**** Records shown ****

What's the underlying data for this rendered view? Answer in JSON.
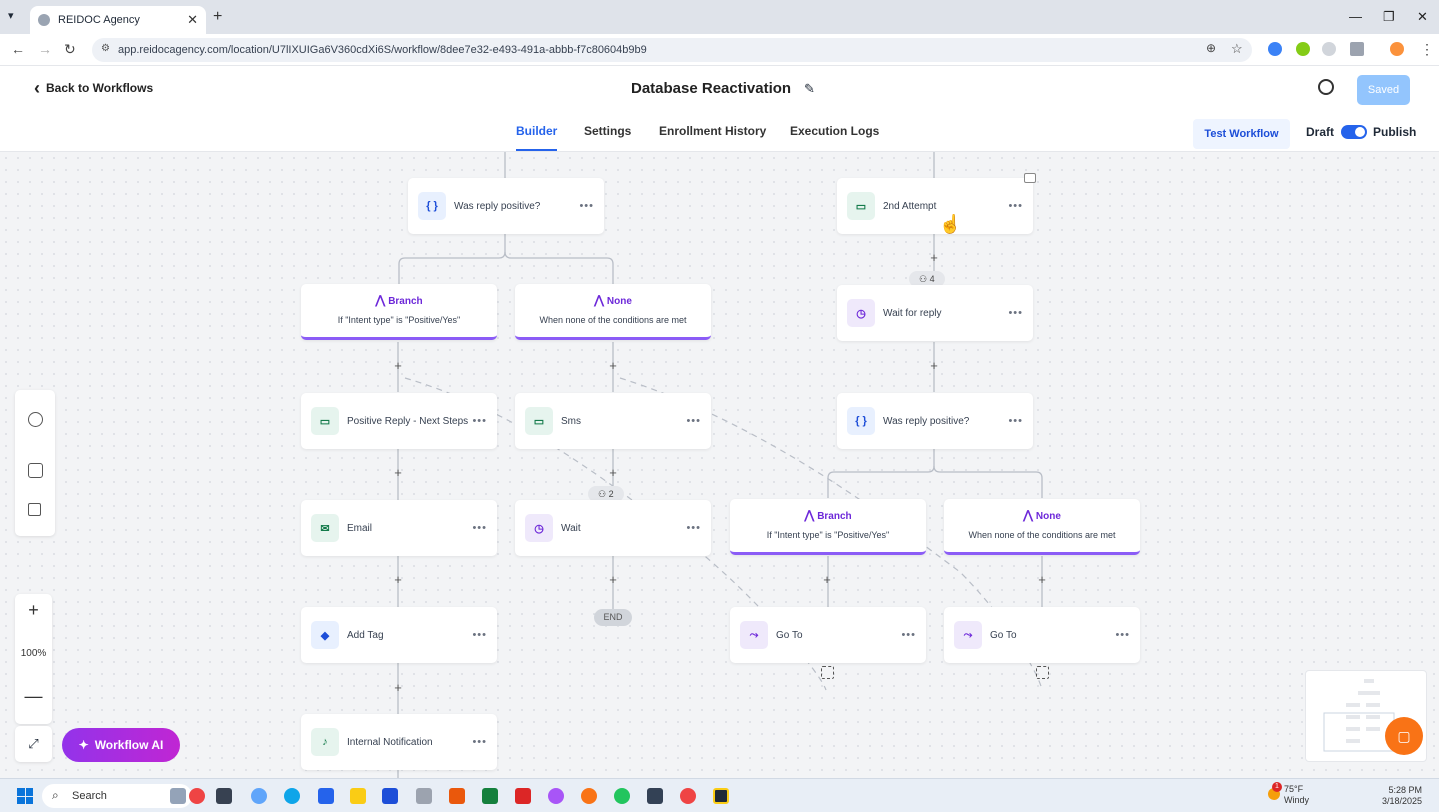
{
  "browser": {
    "tab_title": "REIDOC Agency",
    "url": "app.reidocagency.com/location/U7lIXUIGa6V360cdXi6S/workflow/8dee7e32-e493-491a-abbb-f7c80604b9b9"
  },
  "header": {
    "back_label": "Back to Workflows",
    "workflow_title": "Database Reactivation",
    "saved_label": "Saved"
  },
  "nav": {
    "tabs": [
      "Builder",
      "Settings",
      "Enrollment History",
      "Execution Logs"
    ],
    "active_tab": "Builder",
    "test_workflow": "Test Workflow",
    "draft": "Draft",
    "publish": "Publish",
    "published": true
  },
  "canvas": {
    "nodes": {
      "was_reply_positive_1": "Was reply positive?",
      "branch_1": "Branch",
      "branch_1_desc": "If \"Intent type\" is \"Positive/Yes\"",
      "none_1": "None",
      "none_1_desc": "When none of the conditions are met",
      "positive_reply": "Positive Reply - Next Steps",
      "sms": "Sms",
      "email": "Email",
      "wait": "Wait",
      "add_tag": "Add Tag",
      "internal_notification": "Internal Notification",
      "end": "END",
      "second_attempt": "2nd Attempt",
      "wait_for_reply": "Wait for reply",
      "was_reply_positive_2": "Was reply positive?",
      "branch_2": "Branch",
      "branch_2_desc": "If \"Intent type\" is \"Positive/Yes\"",
      "none_2": "None",
      "none_2_desc": "When none of the conditions are met",
      "goto_1": "Go To",
      "goto_2": "Go To"
    },
    "badges": {
      "contacts_wait": "2",
      "contacts_wait_reply": "4"
    },
    "zoom": "100%",
    "workflow_ai": "Workflow AI"
  },
  "taskbar": {
    "search": "Search",
    "weather_temp": "75°F",
    "weather_desc": "Windy",
    "weather_alert_count": "1",
    "time": "5:28 PM",
    "date": "3/18/2025"
  },
  "colors": {
    "accent": "#2563eb",
    "branch": "#8b5cf6",
    "action_green": "#137a4a",
    "ai_gradient": "#9333ea"
  }
}
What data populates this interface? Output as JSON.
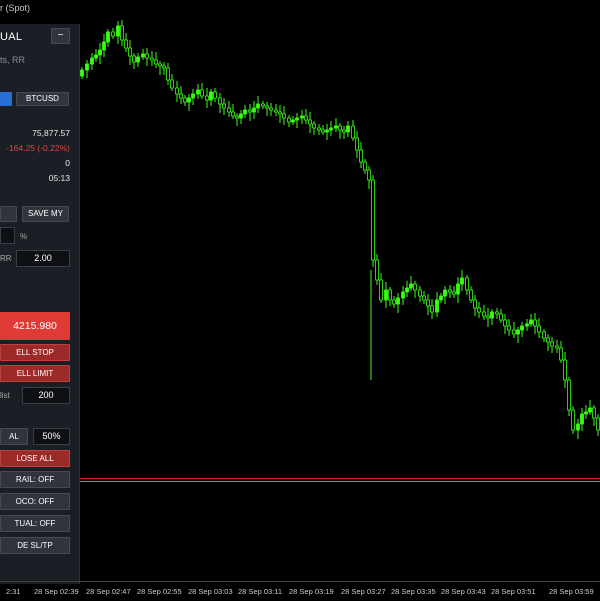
{
  "window_title": "r (Spot)",
  "panel": {
    "title": "UAL",
    "minimize_label": "−",
    "subtitle": "ts, RR",
    "symbol_button": "BTCUSD",
    "price": "75,877.57",
    "change": "-164.25 (-0.22%)",
    "zero_value": "0",
    "time": "05:13",
    "save_button": "SAVE MY",
    "percent_label": "%",
    "rr_label": "RR",
    "rr_value": "2.00",
    "sell_price": "4215.980",
    "sell_stop": "ELL STOP",
    "sell_limit": "ELL LIMIT",
    "dist_label": "list",
    "dist_value": "200",
    "partial_label": "AL",
    "partial_value": "50%",
    "close_all": "LOSE ALL",
    "trail": "RAIL: OFF",
    "oco": "OCO: OFF",
    "virtual": "TUAL: OFF",
    "hide_sltp": "DE SL/TP"
  },
  "colors": {
    "bull": "#39ff14",
    "bear": "#000000",
    "wick": "#39ff14",
    "hline_red": "#d02020",
    "hline_grey": "#888888"
  },
  "x_axis_labels": [
    "2:31",
    "28 Sep 02:39",
    "28 Sep 02:47",
    "28 Sep 02:55",
    "28 Sep 03:03",
    "28 Sep 03:11",
    "28 Sep 03:19",
    "28 Sep 03:27",
    "28 Sep 03:35",
    "28 Sep 03:43",
    "28 Sep 03:51",
    "28 Sep 03:59"
  ]
}
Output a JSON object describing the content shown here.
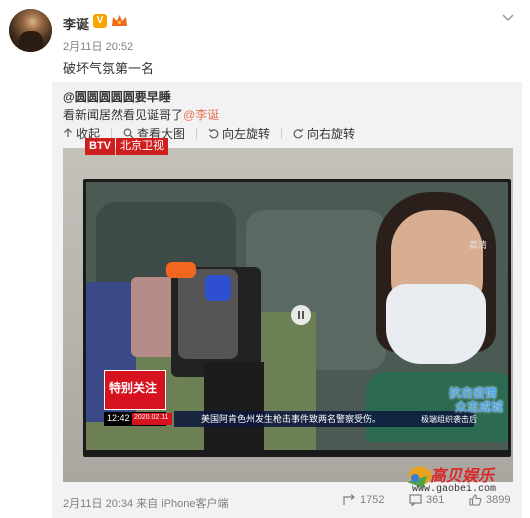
{
  "post": {
    "author": "李诞",
    "verified_badge": "V",
    "time": "2月11日 20:52",
    "text": "破坏气氛第一名"
  },
  "repost": {
    "author": "@圆圆圆圆圆要早睡",
    "text": "看新闻居然看见诞哥了",
    "mention": "@李诞"
  },
  "toolbar": {
    "collapse": "收起",
    "view_large": "查看大图",
    "rotate_left": "向左旋转",
    "rotate_right": "向右旋转"
  },
  "tv": {
    "logo": "BTV",
    "channel": "北京卫视",
    "hd": "高清",
    "special_focus": "特别关注",
    "clock": "12:42",
    "date": "2020.02.11",
    "ticker": "美国阿肯色州发生枪击事件致两名警察受伤。",
    "ticker_right": "极端组织袭击后",
    "epidemic_line1": "抗击疫情",
    "epidemic_line2": "众志成城"
  },
  "watermark": {
    "name": "高贝娱乐",
    "url": "www.gaobei.com"
  },
  "footer": {
    "time_source": "2月11日 20:34 来自 iPhone客户端",
    "reposts": "1752",
    "comments": "361",
    "likes": "3899"
  },
  "colors": {
    "link": "#eb7350",
    "repost_bg": "#f2f2f5",
    "badge": "#f7a300"
  }
}
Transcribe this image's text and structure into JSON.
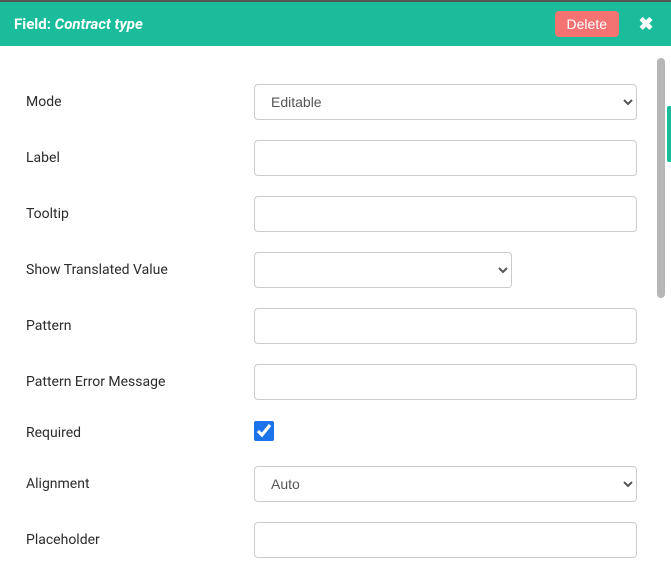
{
  "header": {
    "prefix": "Field: ",
    "value": "Contract type",
    "delete_label": "Delete"
  },
  "form": {
    "mode": {
      "label": "Mode",
      "selected": "Editable",
      "options": [
        "Editable"
      ]
    },
    "label_field": {
      "label": "Label",
      "value": ""
    },
    "tooltip": {
      "label": "Tooltip",
      "value": ""
    },
    "show_translated_value": {
      "label": "Show Translated Value",
      "selected": "",
      "options": [
        ""
      ]
    },
    "pattern": {
      "label": "Pattern",
      "value": ""
    },
    "pattern_error": {
      "label": "Pattern Error Message",
      "value": ""
    },
    "required": {
      "label": "Required",
      "checked": true
    },
    "alignment": {
      "label": "Alignment",
      "selected": "Auto",
      "options": [
        "Auto"
      ]
    },
    "placeholder": {
      "label": "Placeholder",
      "value": ""
    }
  }
}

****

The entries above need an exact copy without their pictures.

What's the underlying data for this rendered view? Answer in JSON.
{
  "browser": {
    "tab_title": "REIDOC Agency",
    "url": "app.reidocagency.com/location/U7lIXUIGa6V360cdXi6S/workflow/8dee7e32-e493-491a-abbb-f7c80604b9b9"
  },
  "header": {
    "back_label": "Back to Workflows",
    "workflow_title": "Database Reactivation",
    "saved_label": "Saved"
  },
  "nav": {
    "tabs": [
      "Builder",
      "Settings",
      "Enrollment History",
      "Execution Logs"
    ],
    "active_tab": "Builder",
    "test_workflow": "Test Workflow",
    "draft": "Draft",
    "publish": "Publish",
    "published": true
  },
  "canvas": {
    "nodes": {
      "was_reply_positive_1": "Was reply positive?",
      "branch_1": "Branch",
      "branch_1_desc": "If \"Intent type\" is \"Positive/Yes\"",
      "none_1": "None",
      "none_1_desc": "When none of the conditions are met",
      "positive_reply": "Positive Reply - Next Steps",
      "sms": "Sms",
      "email": "Email",
      "wait": "Wait",
      "add_tag": "Add Tag",
      "internal_notification": "Internal Notification",
      "end": "END",
      "second_attempt": "2nd Attempt",
      "wait_for_reply": "Wait for reply",
      "was_reply_positive_2": "Was reply positive?",
      "branch_2": "Branch",
      "branch_2_desc": "If \"Intent type\" is \"Positive/Yes\"",
      "none_2": "None",
      "none_2_desc": "When none of the conditions are met",
      "goto_1": "Go To",
      "goto_2": "Go To"
    },
    "badges": {
      "contacts_wait": "2",
      "contacts_wait_reply": "4"
    },
    "zoom": "100%",
    "workflow_ai": "Workflow AI"
  },
  "taskbar": {
    "search": "Search",
    "weather_temp": "75°F",
    "weather_desc": "Windy",
    "weather_alert_count": "1",
    "time": "5:28 PM",
    "date": "3/18/2025"
  },
  "colors": {
    "accent": "#2563eb",
    "branch": "#8b5cf6",
    "action_green": "#137a4a",
    "ai_gradient": "#9333ea"
  }
}
What data populates this interface? Output as JSON.
{
  "window_title": "r (Spot)",
  "panel": {
    "title": "UAL",
    "minimize_label": "−",
    "subtitle": "ts, RR",
    "symbol_button": "BTCUSD",
    "price": "75,877.57",
    "change": "-164.25 (-0.22%)",
    "zero_value": "0",
    "time": "05:13",
    "save_button": "SAVE MY",
    "percent_label": "%",
    "rr_label": "RR",
    "rr_value": "2.00",
    "sell_price": "4215.980",
    "sell_stop": "ELL STOP",
    "sell_limit": "ELL LIMIT",
    "dist_label": "list",
    "dist_value": "200",
    "partial_label": "AL",
    "partial_value": "50%",
    "close_all": "LOSE ALL",
    "trail": "RAIL: OFF",
    "oco": "OCO: OFF",
    "virtual": "TUAL: OFF",
    "hide_sltp": "DE SL/TP"
  },
  "colors": {
    "bull": "#39ff14",
    "bear": "#000000",
    "wick": "#39ff14",
    "hline_red": "#d02020",
    "hline_grey": "#888888"
  },
  "x_axis_labels": [
    "2:31",
    "28 Sep 02:39",
    "28 Sep 02:47",
    "28 Sep 02:55",
    "28 Sep 03:03",
    "28 Sep 03:11",
    "28 Sep 03:19",
    "28 Sep 03:27",
    "28 Sep 03:35",
    "28 Sep 03:43",
    "28 Sep 03:51",
    "28 Sep 03:59"
  ]
}
Output a JSON object describing the content shown here.
{
  "post": {
    "author": "李诞",
    "verified_badge": "V",
    "time": "2月11日 20:52",
    "text": "破坏气氛第一名"
  },
  "repost": {
    "author": "@圆圆圆圆圆要早睡",
    "text": "看新闻居然看见诞哥了",
    "mention": "@李诞"
  },
  "toolbar": {
    "collapse": "收起",
    "view_large": "查看大图",
    "rotate_left": "向左旋转",
    "rotate_right": "向右旋转"
  },
  "tv": {
    "logo": "BTV",
    "channel": "北京卫视",
    "hd": "高清",
    "special_focus": "特别关注",
    "clock": "12:42",
    "date": "2020.02.11",
    "ticker": "美国阿肯色州发生枪击事件致两名警察受伤。",
    "ticker_right": "极端组织袭击后",
    "epidemic_line1": "抗击疫情",
    "epidemic_line2": "众志成城"
  },
  "watermark": {
    "name": "高贝娱乐",
    "url": "www.gaobei.com"
  },
  "footer": {
    "time_source": "2月11日 20:34 来自 iPhone客户端",
    "reposts": "1752",
    "comments": "361",
    "likes": "3899"
  },
  "colors": {
    "link": "#eb7350",
    "repost_bg": "#f2f2f5",
    "badge": "#f7a300"
  }
}
Transcribe this image's text and structure into JSON.
{
  "header": {
    "prefix": "Field: ",
    "value": "Contract type",
    "delete_label": "Delete"
  },
  "form": {
    "mode": {
      "label": "Mode",
      "selected": "Editable",
      "options": [
        "Editable"
      ]
    },
    "label_field": {
      "label": "Label",
      "value": ""
    },
    "tooltip": {
      "label": "Tooltip",
      "value": ""
    },
    "show_translated_value": {
      "label": "Show Translated Value",
      "selected": "",
      "options": [
        ""
      ]
    },
    "pattern": {
      "label": "Pattern",
      "value": ""
    },
    "pattern_error": {
      "label": "Pattern Error Message",
      "value": ""
    },
    "required": {
      "label": "Required",
      "checked": true
    },
    "alignment": {
      "label": "Alignment",
      "selected": "Auto",
      "options": [
        "Auto"
      ]
    },
    "placeholder": {
      "label": "Placeholder",
      "value": ""
    }
  }
}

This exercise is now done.